Given the tools at our disposal, and the fact that several protein-protein binding databases are available in the public domain, this task may seem somewhat trivial. However, there’s the ever-present issue of gathering only the highest quality data points in order to perform some of the applications mentioned earlier.

Over the past few weeks, we have gathered the binding data for 228 Ab-Ag complexes across two major protein-protein binding databases; PDB-Bind and the structure-based benchmark from Kastritis et al. Ultimately, 36 entries were removed from further analyses as they had irrelevant data (e.g. IC50 instead of KD; IC50 relates to inhibition, which is not the same as the Ab’s affinity for its Ag). Given the dataset, we performed some initial tests on existing energy functions and docking programs to see if there is any correlation between the programs’ scores and protein binding affinities.

Blue = Abs binding to proteins, Red = Abs binding to peptides

Blue = Abs binding to proteins, Red = Abs binding to peptides

As the graphs show, there is no distinctive correlation between a program/function’s score and the affinity of an Ab. Having said this, these programs were trained on general protein-protein interfaces (though that does occasionally include Abs!) and we thus trained DCOMPLEX and RAPDF specifically for Ab structures (~130 structures). The end results were poor nonetheless (top-centre and top-right graphs, above), but the interatomic heatmaps show clear differences in the interaction patterns between Ab-Ag interfaces and general protein-protein interfaces.

Interatomic contact map between Ab-Ag or two general proteins. Warmer colours represent higher counts.

Interatomic contact map between Ab-Ag or two general proteins. Warmer colours represent higher counts.
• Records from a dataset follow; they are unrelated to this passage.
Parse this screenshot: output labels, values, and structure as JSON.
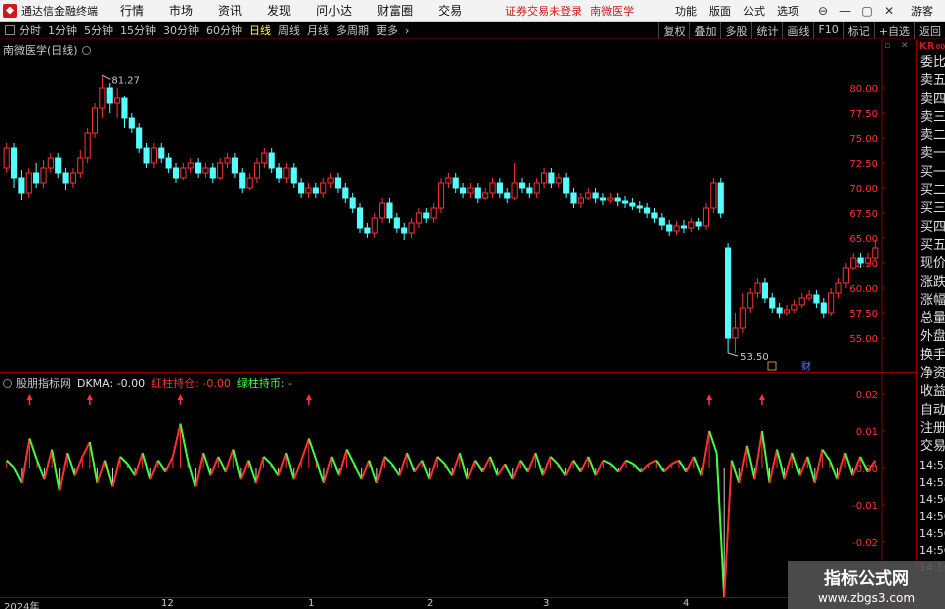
{
  "app": {
    "title": "通达信金融终端",
    "menu": [
      "行情",
      "市场",
      "资讯",
      "发现",
      "问小达",
      "财富圈",
      "交易"
    ],
    "notice": "证券交易未登录",
    "stock_name": "南微医学",
    "right_menu": [
      "功能",
      "版面",
      "公式",
      "选项"
    ],
    "guest": "游客"
  },
  "toolbar": {
    "periods": [
      "分时",
      "1分钟",
      "5分钟",
      "15分钟",
      "30分钟",
      "60分钟",
      "日线",
      "周线",
      "月线",
      "多周期",
      "更多"
    ],
    "active_period": "日线",
    "right_buttons": [
      "复权",
      "叠加",
      "多股",
      "统计",
      "画线",
      "F10",
      "标记",
      "+自选",
      "返回"
    ]
  },
  "main_chart": {
    "legend": "南微医学(日线)",
    "high_label": "81.27",
    "low_label": "53.50",
    "y_ticks": [
      "80.00",
      "77.50",
      "75.00",
      "72.50",
      "70.00",
      "67.50",
      "65.00",
      "62.50",
      "60.00",
      "57.50",
      "55.00"
    ],
    "marker_cai": "财"
  },
  "indicator": {
    "name": "股朋指标网",
    "dkma_label": "DKMA: -0.00",
    "red_label": "红柱持仓: -0.00",
    "green_label": "绿柱持币: -",
    "y_ticks": [
      "0.02",
      "0.01",
      "0.00",
      "-0.01",
      "-0.02"
    ]
  },
  "date_axis": [
    "2024年",
    "12",
    "1",
    "2",
    "3",
    "4"
  ],
  "right_col": {
    "badge": "KR",
    "badge_sub": "000",
    "items": [
      "委比",
      "卖五",
      "卖四",
      "卖三",
      "卖二",
      "卖一",
      "买一",
      "买二",
      "买三",
      "买四",
      "买五",
      "现价",
      "涨跌",
      "涨幅",
      "总量",
      "外盘",
      "换手",
      "净资",
      "收益",
      "自动",
      "注册",
      "交易"
    ],
    "times": [
      "14:55",
      "14:55",
      "14:56",
      "14:56",
      "14:56",
      "14:56",
      "14:56"
    ]
  },
  "watermark": {
    "line1": "指标公式网",
    "line2": "www.zbgs3.com"
  },
  "colors": {
    "up": "#ff3232",
    "down": "#54ffff",
    "red_line": "#ff3030",
    "green_line": "#40ff40",
    "accent": "#d01818"
  },
  "chart_data": {
    "type": "candlestick",
    "ylim": [
      53,
      83
    ],
    "candles": [
      [
        72,
        74,
        74.5,
        71.5
      ],
      [
        74,
        71,
        74.5,
        70
      ],
      [
        71,
        69.5,
        71.8,
        68.8
      ],
      [
        69.5,
        71.5,
        72,
        69
      ],
      [
        71.5,
        70.5,
        72.5,
        70
      ],
      [
        70.5,
        72,
        72.8,
        70
      ],
      [
        72,
        73,
        73.5,
        71.5
      ],
      [
        73,
        71.5,
        73.5,
        71
      ],
      [
        71.5,
        70.5,
        72,
        69.8
      ],
      [
        70.5,
        71.5,
        72,
        70
      ],
      [
        71.5,
        73,
        73.8,
        71
      ],
      [
        73,
        75.5,
        76,
        72.5
      ],
      [
        75.5,
        78,
        78.5,
        75
      ],
      [
        78,
        80,
        81.27,
        77
      ],
      [
        80,
        78.5,
        80.5,
        77.5
      ],
      [
        78.5,
        79,
        80,
        77
      ],
      [
        79,
        77,
        79.2,
        76
      ],
      [
        77,
        76,
        77.5,
        75.5
      ],
      [
        76,
        74,
        76.5,
        73.5
      ],
      [
        74,
        72.5,
        74.5,
        72
      ],
      [
        72.5,
        74,
        74.5,
        72
      ],
      [
        74,
        73,
        74.5,
        72.5
      ],
      [
        73,
        72,
        73.5,
        71.5
      ],
      [
        72,
        71,
        72.5,
        70.5
      ],
      [
        71,
        72,
        72.5,
        70.8
      ],
      [
        72,
        72.5,
        73,
        71.5
      ],
      [
        72.5,
        71.5,
        73,
        71
      ],
      [
        71.5,
        72,
        72.5,
        71
      ],
      [
        72,
        71,
        72.5,
        70.5
      ],
      [
        71,
        72.5,
        73,
        70.8
      ],
      [
        72.5,
        73,
        73.5,
        72
      ],
      [
        73,
        71.5,
        73.5,
        71
      ],
      [
        71.5,
        70,
        72,
        69.5
      ],
      [
        70,
        71,
        71.5,
        69.8
      ],
      [
        71,
        72.5,
        73,
        70.5
      ],
      [
        72.5,
        73.5,
        74,
        72
      ],
      [
        73.5,
        72,
        74,
        71.5
      ],
      [
        72,
        71,
        72.5,
        70.5
      ],
      [
        71,
        72,
        72.5,
        70.5
      ],
      [
        72,
        70.5,
        72.5,
        70
      ],
      [
        70.5,
        69.5,
        71,
        69
      ],
      [
        69.5,
        70,
        70.5,
        69
      ],
      [
        70,
        69.5,
        70.5,
        69
      ],
      [
        69.5,
        70.5,
        71,
        69
      ],
      [
        70.5,
        71,
        71.5,
        70
      ],
      [
        71,
        70,
        71.5,
        69.5
      ],
      [
        70,
        69,
        70.5,
        68.5
      ],
      [
        69,
        68,
        69.5,
        67.5
      ],
      [
        68,
        66,
        68.5,
        65.5
      ],
      [
        66,
        65.5,
        66.5,
        65
      ],
      [
        65.5,
        67,
        67.5,
        65
      ],
      [
        67,
        68.5,
        69,
        66.5
      ],
      [
        68.5,
        67,
        69,
        66.5
      ],
      [
        67,
        66,
        67.5,
        65.5
      ],
      [
        66,
        65.5,
        66.5,
        64.8
      ],
      [
        65.5,
        66.5,
        67,
        65
      ],
      [
        66.5,
        67.5,
        68,
        66
      ],
      [
        67.5,
        67,
        68,
        66.5
      ],
      [
        67,
        68,
        68.5,
        66.5
      ],
      [
        68,
        70.5,
        71,
        67.5
      ],
      [
        70.5,
        71,
        71.5,
        70
      ],
      [
        71,
        70,
        71.5,
        69.5
      ],
      [
        70,
        69.5,
        70.5,
        69
      ],
      [
        69.5,
        70,
        70.5,
        69
      ],
      [
        70,
        69,
        70.5,
        68.5
      ],
      [
        69,
        69.5,
        70,
        68.8
      ],
      [
        69.5,
        70.5,
        71,
        69
      ],
      [
        70.5,
        69.5,
        71,
        69
      ],
      [
        69.5,
        69,
        70,
        68.5
      ],
      [
        69,
        70.5,
        72.5,
        68.8
      ],
      [
        70.5,
        70,
        71,
        69.5
      ],
      [
        70,
        69.5,
        70.5,
        69
      ],
      [
        69.5,
        70.5,
        71,
        69
      ],
      [
        70.5,
        71.5,
        72,
        70
      ],
      [
        71.5,
        70.5,
        72,
        70
      ],
      [
        70.5,
        71,
        71.5,
        70
      ],
      [
        71,
        69.5,
        71.5,
        69
      ],
      [
        69.5,
        68.5,
        70,
        68
      ],
      [
        68.5,
        69,
        69.5,
        68
      ],
      [
        69,
        69.5,
        70,
        68.8
      ],
      [
        69.5,
        69,
        70,
        68.5
      ],
      [
        69,
        68.8,
        69.5,
        68.3
      ],
      [
        68.8,
        69,
        69.5,
        68.5
      ],
      [
        69,
        68.7,
        69.5,
        68.2
      ],
      [
        68.7,
        68.5,
        69.2,
        68
      ],
      [
        68.5,
        68.2,
        69,
        67.8
      ],
      [
        68.2,
        68,
        68.7,
        67.5
      ],
      [
        68,
        67.5,
        68.5,
        67
      ],
      [
        67.5,
        67,
        68,
        66.5
      ],
      [
        67,
        66.3,
        67.5,
        65.8
      ],
      [
        66.3,
        65.7,
        66.8,
        65.2
      ],
      [
        65.7,
        66.2,
        66.7,
        65.3
      ],
      [
        66.2,
        66,
        66.8,
        65.5
      ],
      [
        66,
        66.6,
        67,
        65.6
      ],
      [
        66.6,
        66.2,
        67,
        65.8
      ],
      [
        66.2,
        68,
        68.5,
        65.8
      ],
      [
        68,
        70.5,
        71,
        67.5
      ],
      [
        70.5,
        67.5,
        71,
        67
      ],
      [
        64,
        55,
        64.5,
        53.5
      ],
      [
        55,
        56,
        57.5,
        53.5
      ],
      [
        56,
        58,
        59.5,
        55.5
      ],
      [
        58,
        59.5,
        60,
        57.5
      ],
      [
        59.5,
        60.5,
        61,
        59
      ],
      [
        60.5,
        59,
        61,
        58.5
      ],
      [
        59,
        58,
        59.5,
        57.5
      ],
      [
        58,
        57.5,
        58.5,
        57
      ],
      [
        57.5,
        57.8,
        58.3,
        57.2
      ],
      [
        57.8,
        58.3,
        58.8,
        57.5
      ],
      [
        58.3,
        59,
        59.5,
        58
      ],
      [
        59,
        59.3,
        59.8,
        58.7
      ],
      [
        59.3,
        58.5,
        59.8,
        58
      ],
      [
        58.5,
        57.5,
        59,
        57
      ],
      [
        57.5,
        59.5,
        60,
        57.2
      ],
      [
        59.5,
        60.5,
        61,
        59
      ],
      [
        60.5,
        62,
        62.5,
        60
      ],
      [
        62,
        63,
        63.5,
        61.8
      ],
      [
        63,
        62.5,
        63.5,
        62
      ],
      [
        62.5,
        63,
        63.5,
        62.2
      ],
      [
        63,
        64,
        64.8,
        62.8
      ]
    ],
    "indicator_values": [
      0.002,
      0.0,
      -0.004,
      0.008,
      0.002,
      -0.003,
      0.005,
      -0.006,
      0.004,
      -0.002,
      0.003,
      0.007,
      -0.004,
      0.002,
      -0.005,
      0.003,
      0.001,
      -0.002,
      0.004,
      -0.003,
      0.002,
      -0.001,
      0.003,
      0.012,
      0.002,
      -0.005,
      0.004,
      -0.002,
      0.003,
      -0.001,
      0.005,
      -0.003,
      0.002,
      -0.004,
      0.003,
      0.001,
      -0.002,
      0.004,
      -0.003,
      0.002,
      0.008,
      0.002,
      -0.004,
      0.003,
      -0.002,
      0.005,
      0.001,
      -0.003,
      0.002,
      -0.004,
      0.003,
      0.001,
      -0.002,
      0.004,
      -0.001,
      0.002,
      -0.003,
      0.003,
      0.001,
      -0.002,
      0.004,
      -0.003,
      0.002,
      -0.001,
      0.003,
      -0.002,
      0.001,
      -0.003,
      0.002,
      -0.001,
      0.004,
      -0.002,
      0.003,
      0.001,
      -0.002,
      0.002,
      -0.001,
      0.003,
      -0.002,
      0.002,
      0.001,
      -0.001,
      0.002,
      0.001,
      -0.001,
      0.001,
      0.002,
      -0.001,
      0.001,
      0.002,
      -0.001,
      0.003,
      -0.002,
      0.01,
      0.004,
      -0.035,
      0.002,
      -0.004,
      0.006,
      -0.003,
      0.01,
      -0.004,
      0.005,
      -0.003,
      0.004,
      -0.002,
      0.003,
      -0.004,
      0.005,
      0.002,
      -0.003,
      0.004,
      -0.002,
      0.003,
      -0.001,
      0.002
    ]
  }
}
Now, with this new information, the search for signals continues. It is evident that Ab binding has distinctive differences with respect to protein-protein interfaces. Therefore, the next step is to gather more high-quality data and see if there is any correlation between an Ab’s distinct binding mode and its affinity. However, we are not interested in just getting whatever affinity data is available. As we have done for the past few weeks, the rigorous standards we have used for building the current benchmark set must be maintained – otherwise we risk in masking the signal with unnecessary noise.

Currently, the results are disappointing, but if the past few weeks in OPIG has taught me anything, this is only the beginning of a long and difficult search for a good model. BUT – this is what makes research so exciting! We learn from the low Pearson correlation coefficients, the (almost) random distribution of data, and the not-so-pretty plots of our data in order to form useful models for practical applications like Ab design. I think a quote from The Great Gatsby accurately ‘models’ my optimism for making sense of the incoming stream of data:

Gatsby believed in the green light, the orgastic future that year by year recedes before us. It eluded us then, but that’s no matter — to-morrow we will run faster, stretch out our arms farther. . . . And one fine morning ——

So we beat on, boats against the current, borne back ceaselessly into the past.